The beauty of Type to Siri lies in the fact that it's regular Siri, wrapped in a silent interaction method that leaves no room for misinterpretation. For the tasks Siri is good at, there's a chance Type to Siri will perform better than its voice-based counterpart because typed sentences can't be misheard.
It’s easy to poke holes in the theory that Apple implemented throttling to drive quicker adoption of new phones [...]. Whether most users should have been given the choice is debatable. But Apple definitely should have been more transparent.
All that said, Apple's decision to throttle performance was the right one. But while many of the conspiracy theories are baseless, the controversy nevertheless exposed some of deepest weaknesses endemic in Apple's design philosophy and in its public relations and marketing strategy.
Let’s be realistic. It is highly unlikely that Apple is renaming iBooks to Books just because it wants to use the iBook trademark on a third product (after the pre-Intel Mac consumer laptop of yore, of course). Occam’s Razor tells us that the simplest explanation—this is part of a larger trend toward Apple simplifying the names of its apps into nouns—is probably the correct one.
And yet... if Apple did make such a product, it would be a pretty good name. Enough for me to question whether the conventional wisdom that Apple will never make another “i” product is really true.
The myth of Snow Leopard is bigger than life, a cultural reference rooted in nostalgia.
[TimeMachineEditor] turns off Time Machine’s automatic scheduling and instead provides its own scheduling system that kicks off a normal Time Machine backup when appropriate.
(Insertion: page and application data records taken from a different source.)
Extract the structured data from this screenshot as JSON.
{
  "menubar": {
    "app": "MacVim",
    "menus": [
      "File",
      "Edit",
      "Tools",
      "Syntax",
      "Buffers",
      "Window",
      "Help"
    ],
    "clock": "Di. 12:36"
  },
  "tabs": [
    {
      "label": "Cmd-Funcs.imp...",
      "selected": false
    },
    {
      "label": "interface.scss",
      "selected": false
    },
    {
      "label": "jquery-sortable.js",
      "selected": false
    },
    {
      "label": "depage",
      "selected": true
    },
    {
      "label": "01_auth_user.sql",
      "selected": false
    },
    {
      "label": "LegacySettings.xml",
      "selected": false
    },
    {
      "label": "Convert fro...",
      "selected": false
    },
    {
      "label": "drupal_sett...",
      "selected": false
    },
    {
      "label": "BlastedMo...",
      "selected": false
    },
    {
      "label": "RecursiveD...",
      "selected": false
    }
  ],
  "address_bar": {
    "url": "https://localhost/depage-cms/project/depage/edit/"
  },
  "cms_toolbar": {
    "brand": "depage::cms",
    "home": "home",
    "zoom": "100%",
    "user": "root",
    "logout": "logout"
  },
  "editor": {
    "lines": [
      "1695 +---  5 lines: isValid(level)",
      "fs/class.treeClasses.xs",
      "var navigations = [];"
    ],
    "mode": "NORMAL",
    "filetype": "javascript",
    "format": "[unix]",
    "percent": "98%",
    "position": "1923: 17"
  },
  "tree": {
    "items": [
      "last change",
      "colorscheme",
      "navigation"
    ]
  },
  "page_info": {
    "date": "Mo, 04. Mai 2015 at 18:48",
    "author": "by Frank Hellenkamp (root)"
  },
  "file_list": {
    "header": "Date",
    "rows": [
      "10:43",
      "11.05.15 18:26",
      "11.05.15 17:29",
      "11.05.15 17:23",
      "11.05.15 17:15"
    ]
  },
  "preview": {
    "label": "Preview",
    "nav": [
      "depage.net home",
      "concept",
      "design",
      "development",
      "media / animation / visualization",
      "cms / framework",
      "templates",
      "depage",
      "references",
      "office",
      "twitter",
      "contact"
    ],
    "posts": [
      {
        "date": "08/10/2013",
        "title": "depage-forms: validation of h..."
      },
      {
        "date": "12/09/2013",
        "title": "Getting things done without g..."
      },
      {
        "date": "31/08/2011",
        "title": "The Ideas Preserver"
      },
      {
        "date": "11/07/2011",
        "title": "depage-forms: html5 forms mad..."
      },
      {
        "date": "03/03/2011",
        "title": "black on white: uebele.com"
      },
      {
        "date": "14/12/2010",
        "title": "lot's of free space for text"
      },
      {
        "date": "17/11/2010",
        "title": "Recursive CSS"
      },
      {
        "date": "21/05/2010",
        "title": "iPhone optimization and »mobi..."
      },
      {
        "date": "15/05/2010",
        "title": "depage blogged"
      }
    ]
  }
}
It’s a very simple tool, with three modes of operation: back up when inactive, back up on a regular timed interval, or back up at various times you define. There’s also an override to block out time when backups should never be done.
After years of requests from users, Nintendo today officially announced that a mobile version of Mario Kart is under development. While specifics remain unclear, the company says the game will be released sometime in the next 13 months.
It’s not entirely clear what the problem is. But, responding to a Twitter user’s question about why both its iOS apps are AWOL, Telegram founder Pavel Durov tweeted that it relates to “inappropriate content”.
“We were alerted by Apple that inappropriate content was made available to our users and both apps were taken off the App Store. Once we have protections in place we expect the apps to be back on the App Store,” he wrote.
I don’t know exactly how losing direct access to our signals will harm us, but doesn’t it feel like it’s going to somehow? Like we may get so far removed from how our devices work, by licenses and DRM, dongles and adapters that we no longer even want to understand them? There’s beauty in the transformation of sound waves to electricity through a microphone, and then from electricity back to sound again through a speaker coil. It is pleasant to understand. Compare that to understanding, say, the latest BlueTooth API. One’s an arbitrary and fleeting manmade abstraction, the other a mysterious and dazzlingly convenient property of the natural world.
Oh dear. Another visit to Kindle's Book Deals, just to take a peek. And now there is one more book in my going-to-read queue.
Apple's iBook Store is still not available in Singaore.
Amazon's Kindle hardware is still not available in Singapore.
It's true, after all. Singapore is not a book-loving nation.
So, I've more-or-less migrated to digital for my book-reading entertainment. E-books and audiobooks fill my days and nights.
Except for comics, I guess.
So, I've (finally) bought two books that I've heard so many good things about: The Art of Charlie Chan Hock Chye, and Watchmen.
These... er... things do not have pinch-to-zoom. I hope my tired eyes don't fail me in the coming days and nights.
Thanks for reading.